“Mrs Deebles wants her bed turned down for an afternoon nap,” Helen said out loud at the aides’ station. “I’ll just return these trays and then I’ll do it.” “No need, dear,” Wanda replied. “Why don’t you check in on Mr Peabody and then we can do snack rounds.” “Oh, I don’t mind; it’ll take five seconds,” Helen replied. “She’s not really there, Helen. Mrs Deebles died two months ago,” Wanda said softly. Helen froze. “It happens; this is a great place to be, so … some linger a bit,” Wanda comforted her friend. “The sun is starting to shine in on this side; she’ll disappear in the beams sure enough. That’s how you know.” “Oh my God,” Helen whispered, trying to take it all in, suddenly afraid of how much the light could reveal.
They talked for hours in the back room of Lobo Rito, eating enchiladas and working through whether or not it would be a good idea to introduce Dwayne to Denise. “On the one hand, we’d save untold others from heartbreak and distress,” George said, imagining what it would be like to go a whole week without a 2am tearful drunk dial. “On the other, we don’t know if: a) they’ll even like each other (being so much the same), or b) their ultimate success as a couple would bring about the end times,” Margaret added, only half joking about “b”. By the time the fried ice creams arrived, all were in agreement that the incubus and the succubus should meet, caution consciously tossed to the wind, and Fate be damned.
“Terhooligan was a masterpiece,” Becky began slowly. “An impeccably dressed gentleman with the most amazing eyes – black, with a red and gray highlight.
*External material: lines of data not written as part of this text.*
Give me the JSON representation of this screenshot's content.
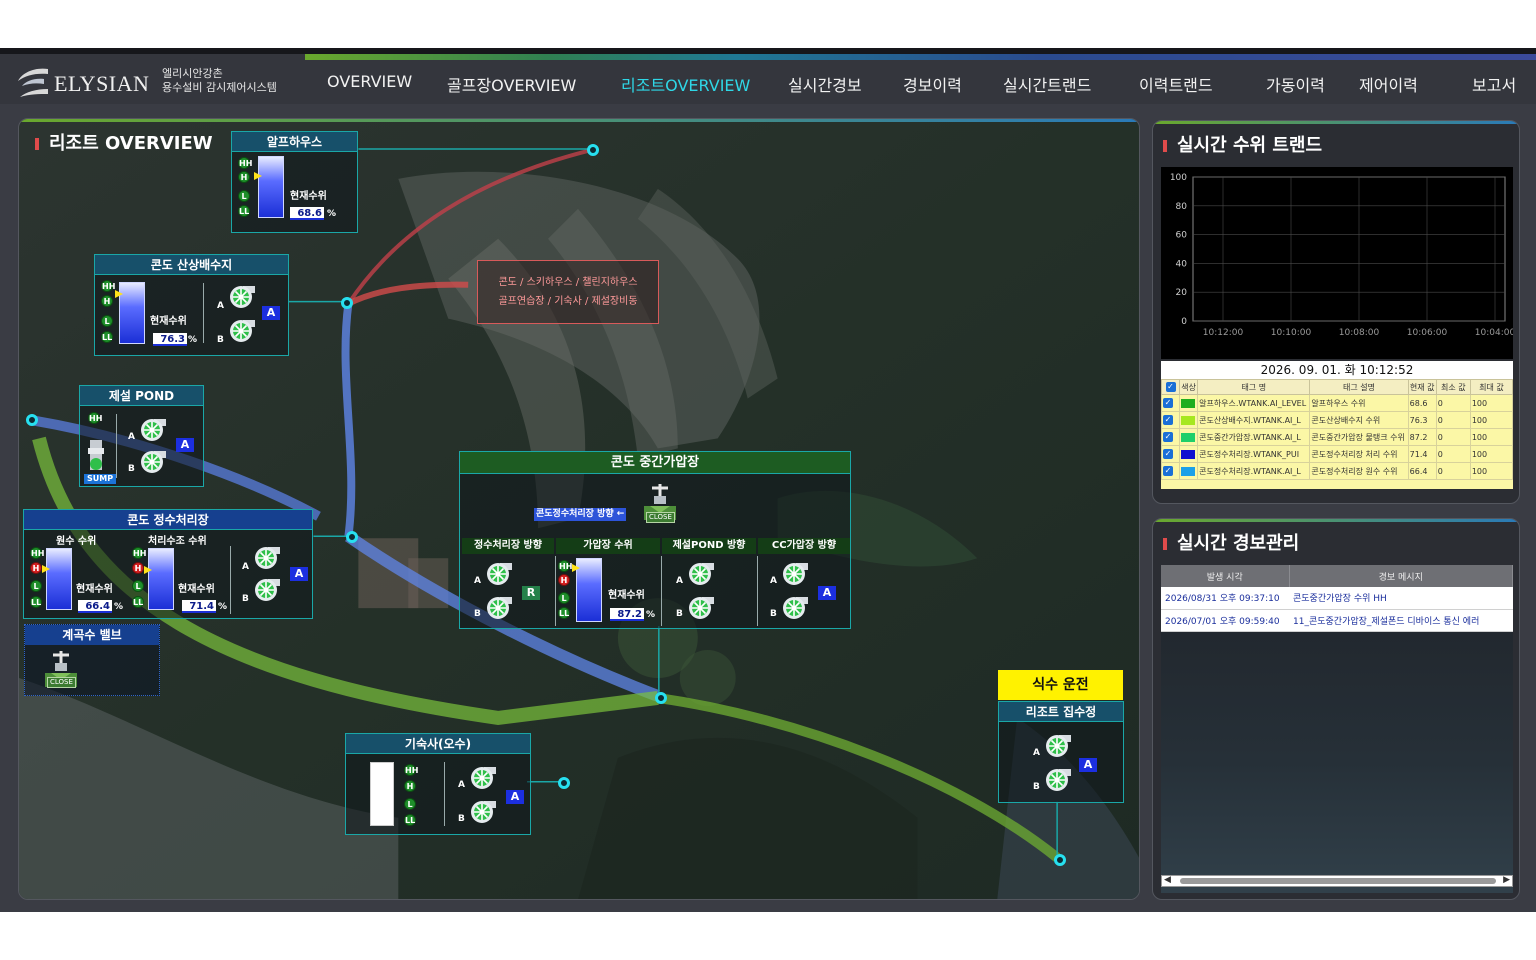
{
  "brand": {
    "name": "ELYSIAN",
    "sub_line1": "엘리시안강촌",
    "sub_line2": "용수설비 감시제어시스템"
  },
  "nav": [
    {
      "label": "OVERVIEW",
      "active": false
    },
    {
      "label": "골프장OVERVIEW",
      "active": false
    },
    {
      "label": "리조트OVERVIEW",
      "active": true
    },
    {
      "label": "실시간경보",
      "active": false
    },
    {
      "label": "경보이력",
      "active": false
    },
    {
      "label": "실시간트랜드",
      "active": false
    },
    {
      "label": "이력트랜드",
      "active": false
    },
    {
      "label": "가동이력",
      "active": false
    },
    {
      "label": "제어이력",
      "active": false
    },
    {
      "label": "보고서",
      "active": false
    }
  ],
  "main": {
    "title": "리조트 OVERVIEW",
    "route_text_line1": "콘도 / 스키하우스 / 챌린지하우스",
    "route_text_line2": "골프연습장 / 기숙사 / 제설장비동",
    "current_level_label": "현재수위",
    "pct": "%",
    "alps": {
      "title": "알프하우스",
      "level": "68.6",
      "fill": 0.686
    },
    "condo_up": {
      "title": "콘도 산상배수지",
      "level": "76.3",
      "fill": 0.763
    },
    "snow_pond": {
      "title": "제설 POND",
      "sump": "SUMP"
    },
    "purify": {
      "title": "콘도 정수처리장",
      "raw_label": "원수 수위",
      "treated_label": "처리수조 수위",
      "raw_level": "66.4",
      "treated_level": "71.4",
      "raw_fill": 0.664,
      "treated_fill": 0.714
    },
    "valve_box": {
      "title": "계곡수 밸브",
      "valve_state": "CLOSE"
    },
    "mid_station": {
      "title": "콘도 중간가압장",
      "direction": "콘도정수처리장 방향 ←",
      "valve_state": "CLOSE",
      "sub1": "정수처리장 방향",
      "sub2": "가압장 수위",
      "sub3": "제설POND 방향",
      "sub4": "CC가압장 방향",
      "level": "87.2",
      "fill": 0.872,
      "badge_r": "R"
    },
    "dorm": {
      "title": "기숙사(오수)"
    },
    "run_status": "식수 운전",
    "resort_well": {
      "title": "리조트 집수정"
    },
    "pump_a": "A",
    "pump_b": "B",
    "badge_a": "A",
    "lamps": [
      "HH",
      "H",
      "L",
      "LL"
    ]
  },
  "trend": {
    "title": "실시간 수위 트랜드",
    "timestamp": "2026. 09. 01. 화 10:12:52",
    "columns": [
      "색상",
      "태그 명",
      "태그 설명",
      "현재 값",
      "최소 값",
      "최대 값"
    ],
    "rows": [
      {
        "color": "#1fae1f",
        "tag": "알프하우스.WTANK.AI_LEVEL",
        "desc": "알프하우스 수위",
        "cur": "68.6",
        "min": "0",
        "max": "100"
      },
      {
        "color": "#a6e81f",
        "tag": "콘도산상배수지.WTANK.AI_L",
        "desc": "콘도산상배수지 수위",
        "cur": "76.3",
        "min": "0",
        "max": "100"
      },
      {
        "color": "#1fcf6a",
        "tag": "콘도중간가압장.WTANK.AI_L",
        "desc": "콘도중간가압장 물탱크 수위",
        "cur": "87.2",
        "min": "0",
        "max": "100"
      },
      {
        "color": "#1010d0",
        "tag": "콘도정수처리장.WTANK_PUI",
        "desc": "콘도정수처리장 처리 수위",
        "cur": "71.4",
        "min": "0",
        "max": "100"
      },
      {
        "color": "#1aa0e8",
        "tag": "콘도정수처리장.WTANK.AI_L",
        "desc": "콘도정수처리장 원수 수위",
        "cur": "66.4",
        "min": "0",
        "max": "100"
      }
    ]
  },
  "chart_data": {
    "type": "line",
    "title": "",
    "xlabel": "",
    "ylabel": "",
    "x_ticks": [
      "10:12:00",
      "10:10:00",
      "10:08:00",
      "10:06:00",
      "10:04:00"
    ],
    "y_ticks": [
      "100",
      "80",
      "60",
      "40",
      "20",
      "0"
    ],
    "ylim": [
      0,
      100
    ],
    "grid": true,
    "series": []
  },
  "alarm": {
    "title": "실시간 경보관리",
    "columns": [
      "발생 시각",
      "경보 메시지"
    ],
    "rows": [
      {
        "time": "2026/08/31 오후 09:37:10",
        "msg": "콘도중간가압장 수위 HH"
      },
      {
        "time": "2026/07/01 오후 09:59:40",
        "msg": "11_콘도중간가압장_제설폰드 디바이스 통신 에러"
      }
    ]
  }
}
A beautiful Muppet, really; everyone wanted to be his operator.” “But?” Mark asked, intrigued. “But … well … Jim said that creating the Muppet was an invite for the greater work of being that piece and Terhooligan … it seemed to draw out really cold and calculating stuff – scary stuff. Over a surprisingly short time, the operator would start to shift and change themselves, getting distant at first and darker as time went on.” “So Henson retired it? The evil Muppet?” Mark probed. “Buried it and never told anybody where,” Becky replied with a sigh. “That seems a little extreme,” Mark laughed. “It’s not,” Becky said, turning to him with a distressed look. “Because we want to find Terhooligan; it’s almost like we need to, like he’s calling to us.” A chill moved down Mark’s spine raising the hair on both of his arms.
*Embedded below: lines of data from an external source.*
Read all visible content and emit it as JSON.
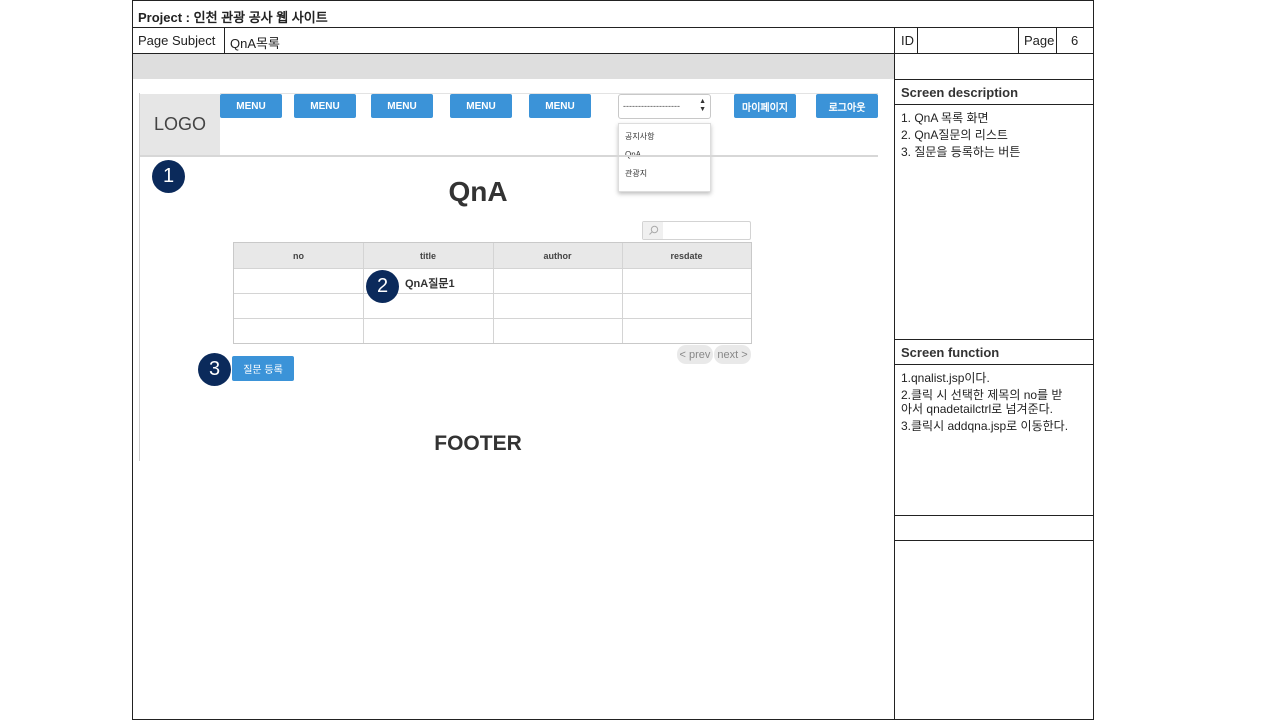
{
  "header": {
    "project_title": "Project : 인천 관광 공사 웹 사이트",
    "subject_label": "Page Subject",
    "subject_value": "QnA목록",
    "id_label": "ID",
    "id_value": "",
    "page_label": "Page",
    "page_value": "6"
  },
  "mockup": {
    "logo": "LOGO",
    "menu_items": [
      "MENU",
      "MENU",
      "MENU",
      "MENU",
      "MENU"
    ],
    "select": {
      "value": "-------------------",
      "options": [
        "공지사항",
        "QnA",
        "관광지"
      ]
    },
    "mypage_label": "마이페이지",
    "logout_label": "로그아웃",
    "page_title": "QnA",
    "search": {
      "value": ""
    },
    "table": {
      "columns": [
        "no",
        "title",
        "author",
        "resdate"
      ],
      "rows": [
        [
          "",
          "QnA질문1",
          "",
          ""
        ],
        [
          "",
          "",
          "",
          ""
        ],
        [
          "",
          "",
          "",
          ""
        ]
      ]
    },
    "pager": {
      "prev": "< prev",
      "next": "next >"
    },
    "register_label": "질문 등록",
    "footer": "FOOTER",
    "badges": [
      "1",
      "2",
      "3"
    ]
  },
  "sidebar": {
    "description_title": "Screen description",
    "description_lines": [
      "1.  QnA 목록 화면",
      "2.  QnA질문의 리스트",
      "3.  질문을 등록하는 버튼"
    ],
    "function_title": "Screen function",
    "function_lines": [
      "1.qnalist.jsp이다.",
      "2.클릭 시 선택한 제목의 no를 받",
      "아서 qnadetailctrl로 넘겨준다.",
      "3.클릭시 addqna.jsp로 이동한다."
    ]
  }
}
“Ayuh,” Phil began slowly, pointing to the stain on the concrete, “this here’s where it happened.” Zac whistled. “Push that manhole cover up and come outta there like a shot, dragging down some yuppie talkin’ on his cell,” Phil continued. Zac knelt to examine the cover carefully. “Thing apparently spit out the skin farther up, on 17th; current thinkin’ is that it don’t like a lot of hair follicles,” he concluded, eyes searching the face of the other man carefully for a reaction. “Jeeeeeeesus,” Zac said, standing up and shuddering. “Don’t know what the thing is,” Phil added with a wry grin, “but I’m pretty sure it ain’t Jesus.”